After two seasons of the CWHL, I showed up to our first practice, got a look from my coach, and knew that at the end of practice I would be told that it was the end of the line for me. I’ve had that look before, I knew that look too well. Another door closing quickly another sign that I was just not what hockey needed. I took a year off from chasing my dreams to start a girl’s junior hockey league. I found myself constantly advocating for the betterment of women’s sports, trying to change and grow a sport that I loved so much. I wanted to see success for kids that didn’t have the best resources. I wanted to make a home for girls that couldn’t afford prep school like myself, and I succeeded. Midway through that year, I was approached by a former BU teammate Kaleigh Fratkin to try out for the National Women’s Hockey league. A professional women’s hockey league that was officially going to pay its players first, unlike my CWHL playing experience. I got a spark in my eye, and it ignited the fire in my stomach. I would try just one more time. I believed in the power of women’s hockey and I just had to give myself one more opportunity to pave and pioneer for the betterment of my sport.

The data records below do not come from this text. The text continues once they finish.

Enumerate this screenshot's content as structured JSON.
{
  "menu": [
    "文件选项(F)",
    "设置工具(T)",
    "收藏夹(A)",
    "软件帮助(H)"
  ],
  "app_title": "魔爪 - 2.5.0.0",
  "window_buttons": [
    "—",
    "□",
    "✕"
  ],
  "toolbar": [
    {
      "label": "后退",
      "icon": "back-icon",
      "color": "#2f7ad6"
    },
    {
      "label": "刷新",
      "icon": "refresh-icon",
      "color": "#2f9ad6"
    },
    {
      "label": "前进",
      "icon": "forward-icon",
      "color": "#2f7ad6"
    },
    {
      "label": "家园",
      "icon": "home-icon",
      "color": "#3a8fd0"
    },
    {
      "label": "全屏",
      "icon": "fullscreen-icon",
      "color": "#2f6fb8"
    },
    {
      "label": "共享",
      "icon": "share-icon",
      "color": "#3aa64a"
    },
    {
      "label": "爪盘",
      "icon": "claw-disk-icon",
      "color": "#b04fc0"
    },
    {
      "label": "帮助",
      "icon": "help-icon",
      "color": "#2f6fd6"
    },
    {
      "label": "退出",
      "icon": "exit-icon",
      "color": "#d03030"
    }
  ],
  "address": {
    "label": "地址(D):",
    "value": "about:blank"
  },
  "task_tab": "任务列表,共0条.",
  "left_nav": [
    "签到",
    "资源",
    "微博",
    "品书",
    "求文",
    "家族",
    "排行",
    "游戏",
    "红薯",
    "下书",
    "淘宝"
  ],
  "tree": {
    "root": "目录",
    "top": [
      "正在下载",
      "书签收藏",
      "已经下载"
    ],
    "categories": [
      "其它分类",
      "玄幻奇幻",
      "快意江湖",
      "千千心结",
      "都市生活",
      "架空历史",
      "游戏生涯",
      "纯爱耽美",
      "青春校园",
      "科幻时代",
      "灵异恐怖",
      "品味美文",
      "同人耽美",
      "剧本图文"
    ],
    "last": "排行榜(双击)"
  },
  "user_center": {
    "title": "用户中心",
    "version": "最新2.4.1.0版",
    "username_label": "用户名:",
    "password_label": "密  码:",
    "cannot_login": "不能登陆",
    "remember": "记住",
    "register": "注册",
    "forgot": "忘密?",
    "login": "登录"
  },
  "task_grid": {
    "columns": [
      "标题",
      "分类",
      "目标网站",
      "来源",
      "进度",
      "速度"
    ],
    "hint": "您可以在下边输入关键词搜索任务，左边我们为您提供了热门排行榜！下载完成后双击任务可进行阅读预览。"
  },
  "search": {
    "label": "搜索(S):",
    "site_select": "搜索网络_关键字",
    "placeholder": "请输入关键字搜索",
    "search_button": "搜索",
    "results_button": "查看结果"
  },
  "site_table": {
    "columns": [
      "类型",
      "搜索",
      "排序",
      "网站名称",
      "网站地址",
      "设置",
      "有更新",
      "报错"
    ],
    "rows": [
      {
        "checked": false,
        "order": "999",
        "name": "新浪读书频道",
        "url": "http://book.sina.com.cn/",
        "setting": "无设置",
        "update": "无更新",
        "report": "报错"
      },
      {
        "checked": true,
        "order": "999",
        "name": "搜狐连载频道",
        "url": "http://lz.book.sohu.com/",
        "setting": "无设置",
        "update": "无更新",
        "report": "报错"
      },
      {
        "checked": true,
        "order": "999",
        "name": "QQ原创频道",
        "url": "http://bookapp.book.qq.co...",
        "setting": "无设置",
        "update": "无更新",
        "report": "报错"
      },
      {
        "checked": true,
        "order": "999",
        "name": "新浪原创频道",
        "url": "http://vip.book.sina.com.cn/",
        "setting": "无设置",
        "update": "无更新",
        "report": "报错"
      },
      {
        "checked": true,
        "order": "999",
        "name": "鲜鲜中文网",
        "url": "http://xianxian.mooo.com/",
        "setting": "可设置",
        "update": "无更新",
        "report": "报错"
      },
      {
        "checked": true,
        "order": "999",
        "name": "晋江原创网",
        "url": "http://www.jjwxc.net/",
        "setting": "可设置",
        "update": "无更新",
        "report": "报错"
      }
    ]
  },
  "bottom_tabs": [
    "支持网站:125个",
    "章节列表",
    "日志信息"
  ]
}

I was offered an unpaid practice players position. I was offered a spot on a team located in southern Connecticut, a three-hour drive from my life in Boston Massachusetts, and as this story goes… I took it. I applied for full-time jobs, I packed my bags, I kissed my mom goodbye and I moved to southern CT. One of our players got hurt last season, so I played a fair amount. I was a quiet stay at home defender, I got no points and I loved every single moment of it. I was accepted into a hockey community with open arms, and the work I did outside of the rink was equally notable to the work I did on the ice. I was able to use my platform for philanthropy and bringing more respect to the name of Professional Women’s Ice Hockey. This is the beginning of my second season with the CT Whale; I have a full-time job, I am a fan favorite on social media, I often skip sleeping to help fight for the vitality of the league, I often do our Color Commentary when I healthy scratch, and I work the tireless job of being a practice player and ensuring my teammates are ready for puck drop. I have heard no so many times, had the door to hockey success slammed in my face so many times. I was cut twice, heartbroken by more healthy scratch reports, yet my name still resides in the Hockey Hall of Fame. So now, as we struggle for viewership, sponsorship, and acceptance in the professional sports community I laugh to myself at the journey I have had to see success. This is nothing. We will constantly fight for the platform to be heard and seen, Women’s Hockey will succeed. I will not let it fail.